BEGIN Material for the task
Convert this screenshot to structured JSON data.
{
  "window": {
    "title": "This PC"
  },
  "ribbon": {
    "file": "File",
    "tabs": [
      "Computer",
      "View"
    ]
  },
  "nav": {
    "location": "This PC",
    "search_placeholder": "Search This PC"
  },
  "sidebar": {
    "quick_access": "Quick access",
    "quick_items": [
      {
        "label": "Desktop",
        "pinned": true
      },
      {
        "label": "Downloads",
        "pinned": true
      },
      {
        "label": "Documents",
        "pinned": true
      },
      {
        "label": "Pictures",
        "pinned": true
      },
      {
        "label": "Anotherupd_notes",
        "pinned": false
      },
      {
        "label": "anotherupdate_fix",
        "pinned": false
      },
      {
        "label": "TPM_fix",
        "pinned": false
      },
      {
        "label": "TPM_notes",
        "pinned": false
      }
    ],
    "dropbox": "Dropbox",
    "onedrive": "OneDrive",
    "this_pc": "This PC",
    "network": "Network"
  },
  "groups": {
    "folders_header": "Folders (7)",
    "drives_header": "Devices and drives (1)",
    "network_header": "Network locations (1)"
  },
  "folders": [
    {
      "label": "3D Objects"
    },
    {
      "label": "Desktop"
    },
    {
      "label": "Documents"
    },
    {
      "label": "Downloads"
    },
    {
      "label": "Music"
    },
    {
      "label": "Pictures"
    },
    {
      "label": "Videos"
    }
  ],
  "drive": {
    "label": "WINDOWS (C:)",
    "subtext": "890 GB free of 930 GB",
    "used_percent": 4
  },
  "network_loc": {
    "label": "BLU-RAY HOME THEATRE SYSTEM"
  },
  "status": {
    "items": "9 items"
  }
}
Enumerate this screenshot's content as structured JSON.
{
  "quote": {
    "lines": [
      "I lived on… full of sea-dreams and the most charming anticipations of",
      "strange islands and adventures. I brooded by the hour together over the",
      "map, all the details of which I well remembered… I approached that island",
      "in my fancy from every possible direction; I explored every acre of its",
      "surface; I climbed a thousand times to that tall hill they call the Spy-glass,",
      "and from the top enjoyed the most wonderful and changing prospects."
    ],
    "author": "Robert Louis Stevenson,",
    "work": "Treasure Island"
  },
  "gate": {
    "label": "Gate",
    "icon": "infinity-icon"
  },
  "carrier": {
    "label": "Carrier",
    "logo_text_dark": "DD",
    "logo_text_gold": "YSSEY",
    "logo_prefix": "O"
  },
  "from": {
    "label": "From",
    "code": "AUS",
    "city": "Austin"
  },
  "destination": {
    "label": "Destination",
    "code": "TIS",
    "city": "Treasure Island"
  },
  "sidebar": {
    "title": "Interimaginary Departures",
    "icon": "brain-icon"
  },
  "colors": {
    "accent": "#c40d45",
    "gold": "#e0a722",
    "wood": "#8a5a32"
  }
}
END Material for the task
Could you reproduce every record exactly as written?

Convert this screenshot to structured JSON data.
{
  "window": {
    "title": "This PC"
  },
  "ribbon": {
    "file": "File",
    "tabs": [
      "Computer",
      "View"
    ]
  },
  "nav": {
    "location": "This PC",
    "search_placeholder": "Search This PC"
  },
  "sidebar": {
    "quick_access": "Quick access",
    "quick_items": [
      {
        "label": "Desktop",
        "pinned": true
      },
      {
        "label": "Downloads",
        "pinned": true
      },
      {
        "label": "Documents",
        "pinned": true
      },
      {
        "label": "Pictures",
        "pinned": true
      },
      {
        "label": "Anotherupd_notes",
        "pinned": false
      },
      {
        "label": "anotherupdate_fix",
        "pinned": false
      },
      {
        "label": "TPM_fix",
        "pinned": false
      },
      {
        "label": "TPM_notes",
        "pinned": false
      }
    ],
    "dropbox": "Dropbox",
    "onedrive": "OneDrive",
    "this_pc": "This PC",
    "network": "Network"
  },
  "groups": {
    "folders_header": "Folders (7)",
    "drives_header": "Devices and drives (1)",
    "network_header": "Network locations (1)"
  },
  "folders": [
    {
      "label": "3D Objects"
    },
    {
      "label": "Desktop"
    },
    {
      "label": "Documents"
    },
    {
      "label": "Downloads"
    },
    {
      "label": "Music"
    },
    {
      "label": "Pictures"
    },
    {
      "label": "Videos"
    }
  ],
  "drive": {
    "label": "WINDOWS (C:)",
    "subtext": "890 GB free of 930 GB",
    "used_percent": 4
  },
  "network_loc": {
    "label": "BLU-RAY HOME THEATRE SYSTEM"
  },
  "status": {
    "items": "9 items"
  }
}
Enumerate this screenshot's content as structured JSON.
{
  "quote": {
    "lines": [
      "I lived on… full of sea-dreams and the most charming anticipations of",
      "strange islands and adventures. I brooded by the hour together over the",
      "map, all the details of which I well remembered… I approached that island",
      "in my fancy from every possible direction; I explored every acre of its",
      "surface; I climbed a thousand times to that tall hill they call the Spy-glass,",
      "and from the top enjoyed the most wonderful and changing prospects."
    ],
    "author": "Robert Louis Stevenson,",
    "work": "Treasure Island"
  },
  "gate": {
    "label": "Gate",
    "icon": "infinity-icon"
  },
  "carrier": {
    "label": "Carrier",
    "logo_text_dark": "DD",
    "logo_text_gold": "YSSEY",
    "logo_prefix": "O"
  },
  "from": {
    "label": "From",
    "code": "AUS",
    "city": "Austin"
  },
  "destination": {
    "label": "Destination",
    "code": "TIS",
    "city": "Treasure Island"
  },
  "sidebar": {
    "title": "Interimaginary Departures",
    "icon": "brain-icon"
  },
  "colors": {
    "accent": "#c40d45",
    "gold": "#e0a722",
    "wood": "#8a5a32"
  }
}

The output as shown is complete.